Old habits die hard, but ever so slowly, cities are beginning to acknowledge the true “discoverers” of America, the Native Indians. Just as southern states continue to work on addressing the pain brought by honoring historical figures that caused so much suffering and racism, so too must all of us address the realities of Christopher Columbus.
We must continue to work on the racism that works at an institutional level. Whether removing iconic monuments, renaming schools or renaming and refocusing our pride in holidays, we must continue to move forward.
For additional coverage on Indigenous People’s day, click here.
Scott Dunn (Director of Nature Place Day Camp) The experience with the water protectors at The Oceti Sakowin camp in North Dakota. He will talk about the different people who chose to gather there, the organization, teaching, actions and prayers that he took part in.
Reverend Janet Weber (Cross-cultural/Interfaith Minister, Indigenous Elders Assistant & Advocate, working with Lakota, Cheyenne & Ramapough-Lenape) “Sacred Activism: Standing Rock to Ramapo–the frontline comes home” Information about the Water Walk for Life and the Ramapo Split Rock camp. Bringing the spiritual together with activism.
Chuck Stead (Doctor of Environmental Studies, Adjunct Professor Ramapo College, Senior Program Assistant Town of Ramapo, Storyteller) “Traditional Knowledge in the 21st Century” – the role that traditional native pathways plays in dealing with a society addicted to commodification.
In 2008, Shepard Fairey ushered in the presidency of Barrack Obama with his graphic “Hope” posters.
This week, Shepard Fairey will do appeal to the masses again, with a series of images entitled “We the People.” These images will be made available to the masses through their printing in the Washington Post.
Click here for the PBS story that provides more information on this initiative that was funded through a kickstarter campaign.
In the recent past, a number of schools, including but not limited to, Harvard, Brown, Princeton and the University of North Carolina have begun making reparations for their ties to racism and slavery.
Of most recent note, Georgetown is making reparations for the University debts that were paid off through the sale of slaves, and just last week Rutgers published a report detailing how some of the university’s most prominent figures participated in the slave trade, and how Rutgers benefited from the displacement of Native Americans from their lands.
May the conversations stay honest and courageous, and the amends authentic and long lasting.
While Thanksgiving is a favorite holiday for so many, the irony of the violence at Standing Rock, that has been on going for the past several months, and has been particularly atrocious this week, can not be overlooked.
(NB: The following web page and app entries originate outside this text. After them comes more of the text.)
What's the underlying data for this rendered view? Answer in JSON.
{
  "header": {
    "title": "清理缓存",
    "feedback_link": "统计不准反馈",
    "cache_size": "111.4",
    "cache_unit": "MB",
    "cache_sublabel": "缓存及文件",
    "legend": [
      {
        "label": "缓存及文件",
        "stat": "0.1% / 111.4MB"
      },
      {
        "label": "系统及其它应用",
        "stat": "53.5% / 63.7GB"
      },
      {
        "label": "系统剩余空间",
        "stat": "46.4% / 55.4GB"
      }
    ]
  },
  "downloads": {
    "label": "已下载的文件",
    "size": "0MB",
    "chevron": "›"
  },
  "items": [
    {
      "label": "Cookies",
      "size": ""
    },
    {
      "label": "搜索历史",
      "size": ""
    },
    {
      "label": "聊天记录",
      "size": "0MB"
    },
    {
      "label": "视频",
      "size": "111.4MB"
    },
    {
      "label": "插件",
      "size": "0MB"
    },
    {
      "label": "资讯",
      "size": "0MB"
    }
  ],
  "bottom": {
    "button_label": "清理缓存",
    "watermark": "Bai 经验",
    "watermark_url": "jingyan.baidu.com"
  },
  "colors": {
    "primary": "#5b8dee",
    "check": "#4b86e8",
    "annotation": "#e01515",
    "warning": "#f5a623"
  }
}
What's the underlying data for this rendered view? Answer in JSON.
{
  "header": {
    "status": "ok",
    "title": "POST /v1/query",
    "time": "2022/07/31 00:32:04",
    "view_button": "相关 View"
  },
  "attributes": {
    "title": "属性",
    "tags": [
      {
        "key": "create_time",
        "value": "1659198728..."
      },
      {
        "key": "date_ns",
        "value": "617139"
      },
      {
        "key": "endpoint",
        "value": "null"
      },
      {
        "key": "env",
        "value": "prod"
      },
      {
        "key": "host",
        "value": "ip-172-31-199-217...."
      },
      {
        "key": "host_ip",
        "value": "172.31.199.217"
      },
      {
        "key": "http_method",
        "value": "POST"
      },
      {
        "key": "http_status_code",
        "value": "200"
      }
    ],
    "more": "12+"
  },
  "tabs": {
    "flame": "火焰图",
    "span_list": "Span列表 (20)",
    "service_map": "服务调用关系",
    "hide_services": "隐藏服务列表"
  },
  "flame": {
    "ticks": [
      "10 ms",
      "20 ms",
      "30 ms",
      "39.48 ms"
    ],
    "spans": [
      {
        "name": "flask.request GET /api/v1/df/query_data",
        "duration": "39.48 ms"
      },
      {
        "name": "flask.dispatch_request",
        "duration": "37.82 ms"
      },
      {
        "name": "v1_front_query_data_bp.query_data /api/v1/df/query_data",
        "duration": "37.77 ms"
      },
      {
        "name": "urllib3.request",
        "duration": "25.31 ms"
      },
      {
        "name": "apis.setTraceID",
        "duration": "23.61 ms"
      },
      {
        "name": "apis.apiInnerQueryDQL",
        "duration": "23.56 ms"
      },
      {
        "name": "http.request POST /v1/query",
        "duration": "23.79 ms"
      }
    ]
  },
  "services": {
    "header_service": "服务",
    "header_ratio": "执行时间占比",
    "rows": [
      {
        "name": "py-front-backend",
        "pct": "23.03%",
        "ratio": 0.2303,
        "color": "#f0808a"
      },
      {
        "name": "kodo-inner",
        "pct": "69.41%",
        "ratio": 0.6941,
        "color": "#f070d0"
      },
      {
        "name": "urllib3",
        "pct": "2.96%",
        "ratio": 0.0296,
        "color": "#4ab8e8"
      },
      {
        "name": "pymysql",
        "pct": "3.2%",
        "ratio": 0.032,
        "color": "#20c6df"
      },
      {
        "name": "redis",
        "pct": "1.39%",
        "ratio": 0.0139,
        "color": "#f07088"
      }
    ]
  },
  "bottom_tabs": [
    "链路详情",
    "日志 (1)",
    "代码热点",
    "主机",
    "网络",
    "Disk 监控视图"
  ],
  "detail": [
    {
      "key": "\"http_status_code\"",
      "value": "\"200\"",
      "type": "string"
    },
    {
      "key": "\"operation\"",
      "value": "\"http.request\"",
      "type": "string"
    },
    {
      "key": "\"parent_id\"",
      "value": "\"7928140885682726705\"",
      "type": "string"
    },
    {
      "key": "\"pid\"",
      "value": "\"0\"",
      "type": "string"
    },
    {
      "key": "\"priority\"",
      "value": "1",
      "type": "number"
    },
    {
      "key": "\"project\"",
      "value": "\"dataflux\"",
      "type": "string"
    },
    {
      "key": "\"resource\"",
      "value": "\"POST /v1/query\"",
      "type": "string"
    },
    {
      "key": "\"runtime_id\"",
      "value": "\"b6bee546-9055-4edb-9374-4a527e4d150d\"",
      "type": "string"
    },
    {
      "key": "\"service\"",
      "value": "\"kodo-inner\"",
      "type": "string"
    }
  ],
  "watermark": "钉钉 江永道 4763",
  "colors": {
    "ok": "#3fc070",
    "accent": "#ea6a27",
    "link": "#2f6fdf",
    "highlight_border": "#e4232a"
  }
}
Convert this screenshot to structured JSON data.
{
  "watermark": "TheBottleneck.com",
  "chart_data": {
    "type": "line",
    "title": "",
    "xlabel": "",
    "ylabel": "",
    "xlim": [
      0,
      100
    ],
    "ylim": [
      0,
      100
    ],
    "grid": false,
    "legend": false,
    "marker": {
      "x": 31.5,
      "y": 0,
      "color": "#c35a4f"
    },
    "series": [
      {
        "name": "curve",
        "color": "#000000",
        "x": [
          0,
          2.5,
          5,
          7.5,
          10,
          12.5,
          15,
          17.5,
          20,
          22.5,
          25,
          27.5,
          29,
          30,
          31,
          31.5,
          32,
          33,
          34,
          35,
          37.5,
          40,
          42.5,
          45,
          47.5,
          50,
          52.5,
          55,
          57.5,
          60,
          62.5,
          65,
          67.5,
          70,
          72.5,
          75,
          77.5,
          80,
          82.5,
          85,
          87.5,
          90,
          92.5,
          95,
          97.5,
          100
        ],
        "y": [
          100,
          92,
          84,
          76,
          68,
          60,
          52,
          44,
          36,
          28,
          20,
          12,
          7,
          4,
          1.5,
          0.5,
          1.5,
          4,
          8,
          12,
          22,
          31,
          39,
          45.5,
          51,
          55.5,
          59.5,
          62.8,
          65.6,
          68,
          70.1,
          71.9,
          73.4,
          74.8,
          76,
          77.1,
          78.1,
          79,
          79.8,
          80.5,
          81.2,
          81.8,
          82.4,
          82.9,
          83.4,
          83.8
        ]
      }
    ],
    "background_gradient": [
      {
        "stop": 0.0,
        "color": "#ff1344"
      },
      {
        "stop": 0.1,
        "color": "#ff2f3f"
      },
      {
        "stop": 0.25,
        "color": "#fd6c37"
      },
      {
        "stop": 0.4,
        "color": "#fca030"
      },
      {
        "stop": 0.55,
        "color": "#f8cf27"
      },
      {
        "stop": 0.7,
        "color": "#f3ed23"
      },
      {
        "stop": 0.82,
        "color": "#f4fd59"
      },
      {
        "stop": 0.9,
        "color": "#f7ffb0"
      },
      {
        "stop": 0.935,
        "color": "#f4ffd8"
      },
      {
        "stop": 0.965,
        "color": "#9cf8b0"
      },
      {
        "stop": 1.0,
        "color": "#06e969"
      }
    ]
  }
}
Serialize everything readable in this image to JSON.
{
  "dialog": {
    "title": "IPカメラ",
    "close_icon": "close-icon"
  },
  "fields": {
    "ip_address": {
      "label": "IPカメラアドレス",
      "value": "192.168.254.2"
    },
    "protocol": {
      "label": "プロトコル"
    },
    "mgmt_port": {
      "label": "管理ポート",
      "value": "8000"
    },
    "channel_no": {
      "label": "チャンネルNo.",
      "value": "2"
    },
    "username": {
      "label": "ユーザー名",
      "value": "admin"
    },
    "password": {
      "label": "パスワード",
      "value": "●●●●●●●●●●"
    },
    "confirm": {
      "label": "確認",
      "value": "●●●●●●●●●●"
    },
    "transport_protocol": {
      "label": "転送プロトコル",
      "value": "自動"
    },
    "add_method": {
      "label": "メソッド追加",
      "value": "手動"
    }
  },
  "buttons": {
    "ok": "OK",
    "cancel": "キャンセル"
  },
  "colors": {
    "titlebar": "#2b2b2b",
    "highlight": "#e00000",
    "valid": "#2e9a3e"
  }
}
There are so many levels or social injustice encompassed in this situation.
As you investigate class struggle, consider the similarities between the water crisis in flint and the one the building/rerouting of the Dakota access pipeline presents.
As you investigate environmental racism, consider the issues to rerouting of the pipeline presents in terms of treaties broken, religious rites being compromised and sacred sites being destroyed.
As you investigate the demoralizing and inhuman treatment of the protestors/protectors, revisit the recent standoff of the Malhuer NAtional Wildlife Refuge.
From class struggles and racial bias, to environmental issues and religious freedom…
This urgent crisis among the peaceful water protectors needs more awareness, support and action.